Activity ->
Examine the records below. Report how many of their lines contain the word "label", with no other content.

Dataset rows describing interfaces ->
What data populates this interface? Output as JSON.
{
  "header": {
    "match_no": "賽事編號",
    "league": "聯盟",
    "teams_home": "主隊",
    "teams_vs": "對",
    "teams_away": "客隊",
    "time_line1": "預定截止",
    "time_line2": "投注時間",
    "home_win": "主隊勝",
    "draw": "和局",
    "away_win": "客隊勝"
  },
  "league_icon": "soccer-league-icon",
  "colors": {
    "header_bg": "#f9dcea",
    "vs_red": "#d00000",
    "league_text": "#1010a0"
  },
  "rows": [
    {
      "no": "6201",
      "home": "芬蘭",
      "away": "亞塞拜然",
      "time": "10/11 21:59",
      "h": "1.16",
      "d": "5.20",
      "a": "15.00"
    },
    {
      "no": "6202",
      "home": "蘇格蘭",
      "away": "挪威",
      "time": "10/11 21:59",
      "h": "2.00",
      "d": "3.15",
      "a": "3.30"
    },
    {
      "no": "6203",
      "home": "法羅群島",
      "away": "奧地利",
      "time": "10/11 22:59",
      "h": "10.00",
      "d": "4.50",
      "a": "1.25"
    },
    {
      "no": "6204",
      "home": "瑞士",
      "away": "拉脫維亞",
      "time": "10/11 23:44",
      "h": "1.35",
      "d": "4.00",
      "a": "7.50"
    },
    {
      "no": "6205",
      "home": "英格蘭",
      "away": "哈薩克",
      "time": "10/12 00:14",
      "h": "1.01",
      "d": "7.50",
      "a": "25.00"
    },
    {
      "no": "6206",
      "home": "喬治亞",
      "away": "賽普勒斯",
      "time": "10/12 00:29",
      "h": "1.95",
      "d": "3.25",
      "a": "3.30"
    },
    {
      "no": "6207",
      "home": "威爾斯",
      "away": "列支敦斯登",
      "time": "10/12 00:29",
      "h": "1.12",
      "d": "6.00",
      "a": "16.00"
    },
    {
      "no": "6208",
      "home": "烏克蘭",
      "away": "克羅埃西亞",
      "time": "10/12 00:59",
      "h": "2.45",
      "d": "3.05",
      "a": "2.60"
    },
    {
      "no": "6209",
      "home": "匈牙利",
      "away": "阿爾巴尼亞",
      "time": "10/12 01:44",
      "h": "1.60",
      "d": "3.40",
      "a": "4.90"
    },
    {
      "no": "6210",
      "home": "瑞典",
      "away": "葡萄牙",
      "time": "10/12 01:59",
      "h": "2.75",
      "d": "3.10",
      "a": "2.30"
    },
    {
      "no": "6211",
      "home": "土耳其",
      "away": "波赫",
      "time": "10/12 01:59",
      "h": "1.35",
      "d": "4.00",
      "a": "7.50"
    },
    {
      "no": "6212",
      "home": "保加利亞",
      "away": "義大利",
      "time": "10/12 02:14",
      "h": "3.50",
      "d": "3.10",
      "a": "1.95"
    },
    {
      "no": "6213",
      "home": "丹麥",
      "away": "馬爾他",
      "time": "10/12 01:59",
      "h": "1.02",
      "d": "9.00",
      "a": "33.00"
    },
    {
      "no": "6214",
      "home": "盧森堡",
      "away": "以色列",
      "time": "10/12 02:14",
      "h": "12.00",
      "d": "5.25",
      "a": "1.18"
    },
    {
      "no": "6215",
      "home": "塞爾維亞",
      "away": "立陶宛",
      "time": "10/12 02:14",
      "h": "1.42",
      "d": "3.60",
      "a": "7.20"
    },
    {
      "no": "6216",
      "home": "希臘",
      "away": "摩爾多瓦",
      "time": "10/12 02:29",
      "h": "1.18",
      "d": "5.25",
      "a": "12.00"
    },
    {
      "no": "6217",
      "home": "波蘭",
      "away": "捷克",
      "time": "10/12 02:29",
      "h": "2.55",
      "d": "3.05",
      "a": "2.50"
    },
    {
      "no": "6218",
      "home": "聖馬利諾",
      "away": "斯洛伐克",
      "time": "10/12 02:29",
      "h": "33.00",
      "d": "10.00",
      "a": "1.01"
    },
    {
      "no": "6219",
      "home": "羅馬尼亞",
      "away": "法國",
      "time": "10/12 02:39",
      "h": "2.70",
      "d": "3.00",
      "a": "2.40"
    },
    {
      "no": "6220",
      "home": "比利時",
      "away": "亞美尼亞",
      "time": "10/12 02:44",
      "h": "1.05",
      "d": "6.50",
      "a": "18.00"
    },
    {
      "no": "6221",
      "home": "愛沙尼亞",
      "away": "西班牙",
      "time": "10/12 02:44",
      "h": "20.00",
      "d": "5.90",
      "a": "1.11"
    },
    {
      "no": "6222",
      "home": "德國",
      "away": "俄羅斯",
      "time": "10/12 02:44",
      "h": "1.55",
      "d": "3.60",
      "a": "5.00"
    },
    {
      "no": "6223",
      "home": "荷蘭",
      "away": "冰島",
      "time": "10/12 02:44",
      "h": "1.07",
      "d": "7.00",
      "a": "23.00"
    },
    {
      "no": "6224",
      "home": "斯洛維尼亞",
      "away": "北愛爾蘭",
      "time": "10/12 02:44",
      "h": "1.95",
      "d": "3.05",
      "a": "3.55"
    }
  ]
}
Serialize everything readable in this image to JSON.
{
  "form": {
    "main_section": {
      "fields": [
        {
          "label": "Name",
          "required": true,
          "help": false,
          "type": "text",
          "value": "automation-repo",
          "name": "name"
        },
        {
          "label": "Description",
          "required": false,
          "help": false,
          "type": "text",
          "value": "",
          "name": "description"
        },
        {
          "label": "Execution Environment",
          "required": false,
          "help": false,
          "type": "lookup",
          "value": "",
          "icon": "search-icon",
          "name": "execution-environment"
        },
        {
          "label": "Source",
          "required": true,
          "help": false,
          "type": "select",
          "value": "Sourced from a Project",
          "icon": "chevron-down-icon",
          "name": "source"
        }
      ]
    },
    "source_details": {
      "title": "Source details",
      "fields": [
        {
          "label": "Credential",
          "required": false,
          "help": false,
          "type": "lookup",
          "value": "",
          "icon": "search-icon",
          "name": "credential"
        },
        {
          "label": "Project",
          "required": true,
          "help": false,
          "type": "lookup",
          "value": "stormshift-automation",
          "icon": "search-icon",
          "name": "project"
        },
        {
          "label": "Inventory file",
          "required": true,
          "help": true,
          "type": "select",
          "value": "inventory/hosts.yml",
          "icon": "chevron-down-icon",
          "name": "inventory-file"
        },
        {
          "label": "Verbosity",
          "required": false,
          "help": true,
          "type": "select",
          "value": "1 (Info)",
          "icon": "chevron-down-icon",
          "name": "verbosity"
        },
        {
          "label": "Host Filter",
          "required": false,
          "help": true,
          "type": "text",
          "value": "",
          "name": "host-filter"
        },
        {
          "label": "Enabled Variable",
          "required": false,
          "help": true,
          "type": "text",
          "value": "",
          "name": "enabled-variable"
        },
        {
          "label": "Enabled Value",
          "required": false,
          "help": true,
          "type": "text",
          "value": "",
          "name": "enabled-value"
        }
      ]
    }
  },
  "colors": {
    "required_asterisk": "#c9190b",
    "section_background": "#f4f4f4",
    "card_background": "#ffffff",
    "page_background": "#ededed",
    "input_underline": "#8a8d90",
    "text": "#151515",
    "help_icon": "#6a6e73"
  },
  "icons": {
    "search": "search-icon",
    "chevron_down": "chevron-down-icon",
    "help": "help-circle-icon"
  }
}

Answer space ->
11